Something that’s noticeable in older film trailers is the informative and novel-like narration they receive. In 2012, where, in advertising terms less is more, such trailers stand out like a sore thumb. Trailers from the 70s and, to an extent, 80s tend to be the main culprits at large, especially where some classics are concerned.
Delving straight in: this is another classic film ruined. Well, it certainly is unless you’ve seen it or are completely unaware of the Stephen King horror it is based upon. This particular trailer up for analysis, however, is from 1976, so comes complete with well spoken gentlemanly voice over. This narrator literally tells all — a rather vivid description of the film which sets up the finale in some detail.
Carrie is certainly no exception. The simple (as with many of the film trailers I’ve critiqued) synopsis can be summarised in a sentence: a bullied and abused schoolgirl explores supernatural methods in order to seek revenge on her tormentors.
*If you’ve not seen the film then the analysis that follows contains spoilers*
What the trailer reveals
The detailed elements of her seeking the meaning of telekinesis, the extent she is bullied and by who (including her mother) don’t need to be so blatant. Not only this, but we subjected to the whole build up to the film’s climactic school prom and how her powers grow. Why? What is the point in revealing all of this?
It’s therefore a little pointless watching the first hour or more and should skip to the end…

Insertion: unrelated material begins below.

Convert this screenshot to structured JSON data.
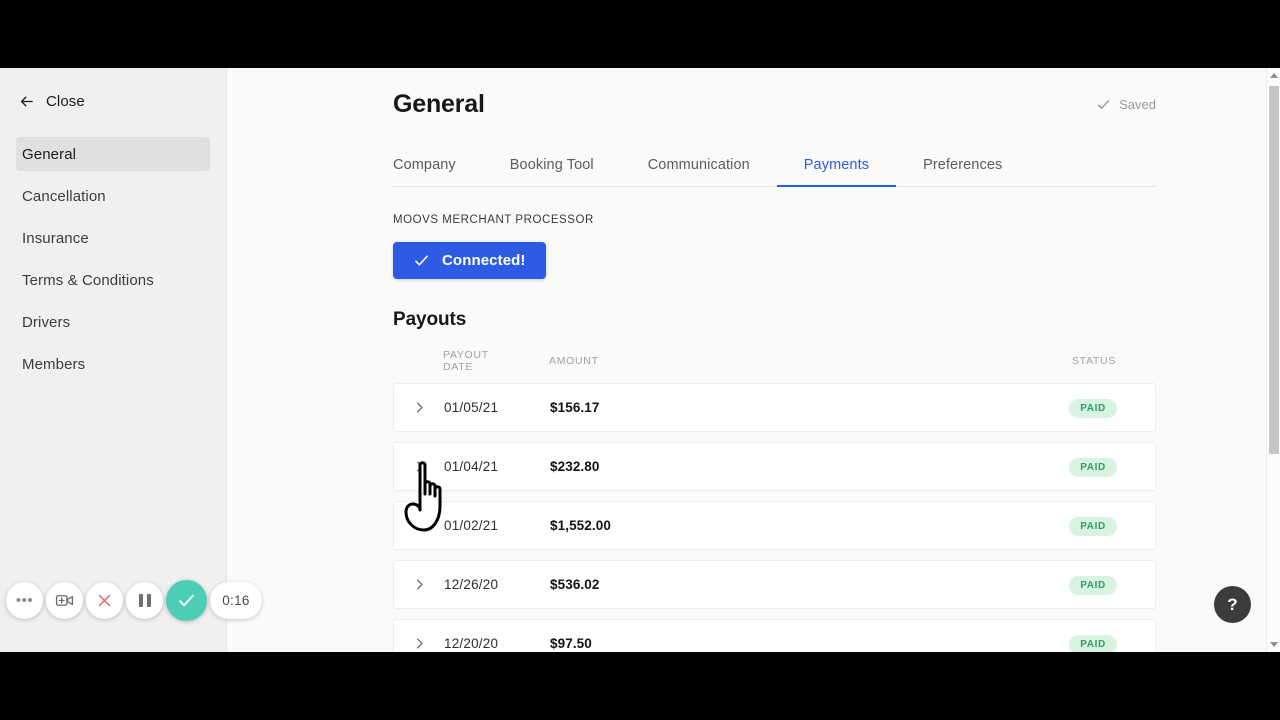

…But wait! We’re told all about that too, leaving no stone unturned and no plot point unanswered. In fact, the voice over/imagery combination does a wonderful job of both explaining Carrie’s motivations, abilities (she looks up telekinesis is a dictionary for heaven’s sake) and actions — just in case you couldn’t fit the pieces together — as she torments and terrifies the entire class in attendance of the Senior Prom.
Why they feel the need to depict the iconic moment Carrie is covered from head to toe in pig’s blood is too far. Seeing as it then follows on with her getting revenge on classmates as she exits the prom with a firey backdrop, meaning any suspense is gone. Any mystery behind the horror — which often by its very nature asks more questions than it answers and oozes ambiguity — is gone.
All it needed to do was present intrigue and mystery with moments of inexplicable horror in order to get its audience interested; not reveal the whole damn film right before our eyes.
Spoiler rating: 10/10